GIVEN ENTRIES:
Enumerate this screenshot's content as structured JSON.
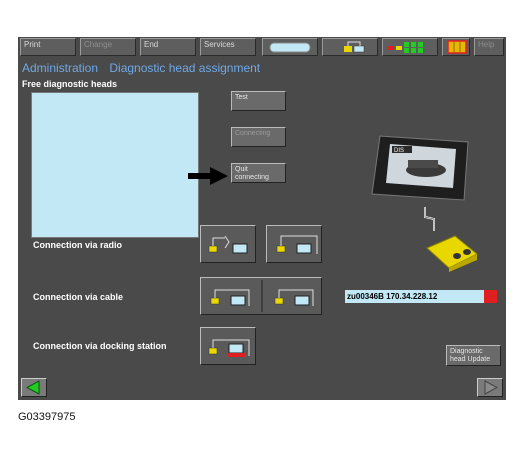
{
  "toolbar": {
    "print": "Print",
    "change": "Change",
    "end": "End",
    "services": "Services",
    "help": "Help"
  },
  "header": {
    "section": "Administration",
    "page": "Diagnostic head assignment"
  },
  "free_heads": {
    "label": "Free diagnostic heads"
  },
  "buttons": {
    "test": "Test",
    "connecting": "Connecting",
    "quit_connecting": "Quit connecting",
    "head_update": "Diagnostic head Update"
  },
  "connections": {
    "radio": "Connection via radio",
    "cable": "Connection via cable",
    "docking": "Connection via docking station"
  },
  "device": {
    "screen_text": "DIS"
  },
  "address": {
    "value": "zu00346B 170.34.228.12"
  },
  "caption": "G03397975",
  "colors": {
    "background": "#4a4a4a",
    "title": "#6ea8e8",
    "listbox": "#c2e8f5",
    "status_red": "#e02020",
    "head_yellow": "#e8d800"
  }
}
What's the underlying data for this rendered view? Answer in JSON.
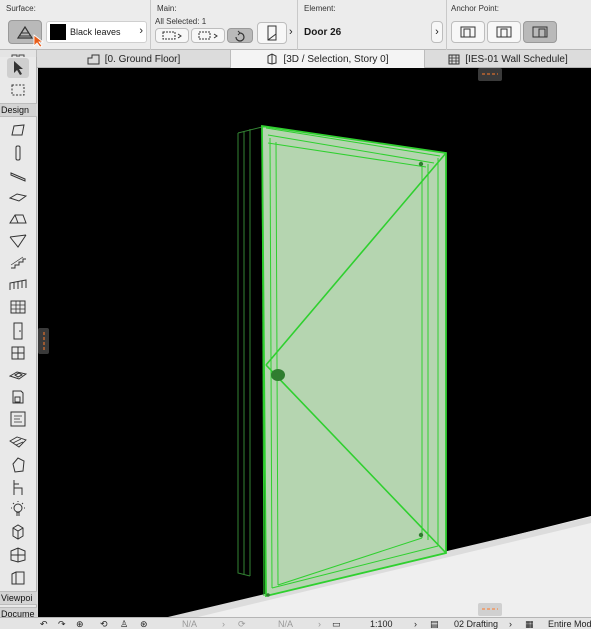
{
  "infobox": {
    "surface": {
      "label": "Surface:",
      "material": "Black leaves",
      "material_color": "#000000"
    },
    "main": {
      "label": "Main:",
      "selection_text": "All Selected: 1"
    },
    "element": {
      "label": "Element:",
      "name": "Door 26"
    },
    "anchor": {
      "label": "Anchor Point:"
    }
  },
  "tabs": [
    {
      "label": "[0. Ground Floor]",
      "icon": "floor-plan-icon",
      "active": false
    },
    {
      "label": "[3D / Selection, Story 0]",
      "icon": "3d-cube-icon",
      "active": true
    },
    {
      "label": "[IES-01 Wall Schedule]",
      "icon": "schedule-table-icon",
      "active": false
    }
  ],
  "toolbox": {
    "design_header": "Design",
    "viewpoints_header": "Viewpoi",
    "documents_header": "Docume",
    "tools": [
      "arrow-select",
      "marquee",
      "wall",
      "column",
      "beam",
      "slab",
      "roof",
      "shell",
      "mesh",
      "stair",
      "railing",
      "curtain-wall",
      "door",
      "window",
      "skylight",
      "zone",
      "object",
      "morph",
      "lamp",
      "opening",
      "wall-end",
      "corner-window",
      "object-2",
      "section"
    ]
  },
  "statusbar": {
    "na1": "N/A",
    "na2": "N/A",
    "scale": "1:100",
    "layer_combo": "02 Drafting",
    "model_view": "Entire Mod"
  },
  "colors": {
    "selection_green": "#2fd02f",
    "door_fill": "#b5d5b0",
    "viewport_bg": "#000000",
    "floor": "#f0f0f0"
  }
}
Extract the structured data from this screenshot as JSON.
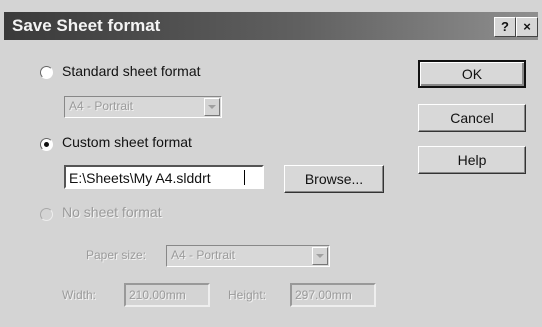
{
  "window": {
    "title": "Save Sheet format",
    "help_glyph": "?",
    "close_glyph": "×"
  },
  "options": {
    "standard": {
      "label": "Standard sheet format",
      "selected": false
    },
    "standard_combo_value": "A4 - Portrait",
    "custom": {
      "label": "Custom sheet format",
      "selected": true
    },
    "custom_path_value": "E:\\Sheets\\My A4.slddrt",
    "none": {
      "label": "No sheet format",
      "selected": false
    },
    "paper_size_label": "Paper size:",
    "paper_size_value": "A4 - Portrait",
    "width_label": "Width:",
    "width_value": "210.00mm",
    "height_label": "Height:",
    "height_value": "297.00mm"
  },
  "buttons": {
    "ok": "OK",
    "cancel": "Cancel",
    "help": "Help",
    "browse": "Browse..."
  }
}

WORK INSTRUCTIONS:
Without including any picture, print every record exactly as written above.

RESPONSE TO THE TASK:
Enumerate this screenshot's content as structured JSON.
{
  "toolbar": {
    "print": "Print",
    "change": "Change",
    "end": "End",
    "services": "Services",
    "help": "Help"
  },
  "header": {
    "section": "Administration",
    "page": "Diagnostic head assignment"
  },
  "free_heads": {
    "label": "Free diagnostic heads"
  },
  "buttons": {
    "test": "Test",
    "connecting": "Connecting",
    "quit_connecting": "Quit connecting",
    "head_update": "Diagnostic head Update"
  },
  "connections": {
    "radio": "Connection via radio",
    "cable": "Connection via cable",
    "docking": "Connection via docking station"
  },
  "device": {
    "screen_text": "DIS"
  },
  "address": {
    "value": "zu00346B 170.34.228.12"
  },
  "caption": "G03397975",
  "colors": {
    "background": "#4a4a4a",
    "title": "#6ea8e8",
    "listbox": "#c2e8f5",
    "status_red": "#e02020",
    "head_yellow": "#e8d800"
  }
}
What's the underlying data for this rendered view? Answer in JSON.
{
  "infobox": {
    "surface": {
      "label": "Surface:",
      "material": "Black leaves",
      "material_color": "#000000"
    },
    "main": {
      "label": "Main:",
      "selection_text": "All Selected: 1"
    },
    "element": {
      "label": "Element:",
      "name": "Door 26"
    },
    "anchor": {
      "label": "Anchor Point:"
    }
  },
  "tabs": [
    {
      "label": "[0. Ground Floor]",
      "icon": "floor-plan-icon",
      "active": false
    },
    {
      "label": "[3D / Selection, Story 0]",
      "icon": "3d-cube-icon",
      "active": true
    },
    {
      "label": "[IES-01 Wall Schedule]",
      "icon": "schedule-table-icon",
      "active": false
    }
  ],
  "toolbox": {
    "design_header": "Design",
    "viewpoints_header": "Viewpoi",
    "documents_header": "Docume",
    "tools": [
      "arrow-select",
      "marquee",
      "wall",
      "column",
      "beam",
      "slab",
      "roof",
      "shell",
      "mesh",
      "stair",
      "railing",
      "curtain-wall",
      "door",
      "window",
      "skylight",
      "zone",
      "object",
      "morph",
      "lamp",
      "opening",
      "wall-end",
      "corner-window",
      "object-2",
      "section"
    ]
  },
  "statusbar": {
    "na1": "N/A",
    "na2": "N/A",
    "scale": "1:100",
    "layer_combo": "02 Drafting",
    "model_view": "Entire Mod"
  },
  "colors": {
    "selection_green": "#2fd02f",
    "door_fill": "#b5d5b0",
    "viewport_bg": "#000000",
    "floor": "#f0f0f0"
  }
}
Extract the structured data from this screenshot as JSON.
{
  "window": {
    "title": "Save Sheet format",
    "help_glyph": "?",
    "close_glyph": "×"
  },
  "options": {
    "standard": {
      "label": "Standard sheet format",
      "selected": false
    },
    "standard_combo_value": "A4 - Portrait",
    "custom": {
      "label": "Custom sheet format",
      "selected": true
    },
    "custom_path_value": "E:\\Sheets\\My A4.slddrt",
    "none": {
      "label": "No sheet format",
      "selected": false
    },
    "paper_size_label": "Paper size:",
    "paper_size_value": "A4 - Portrait",
    "width_label": "Width:",
    "width_value": "210.00mm",
    "height_label": "Height:",
    "height_value": "297.00mm"
  },
  "buttons": {
    "ok": "OK",
    "cancel": "Cancel",
    "help": "Help",
    "browse": "Browse..."
  }
}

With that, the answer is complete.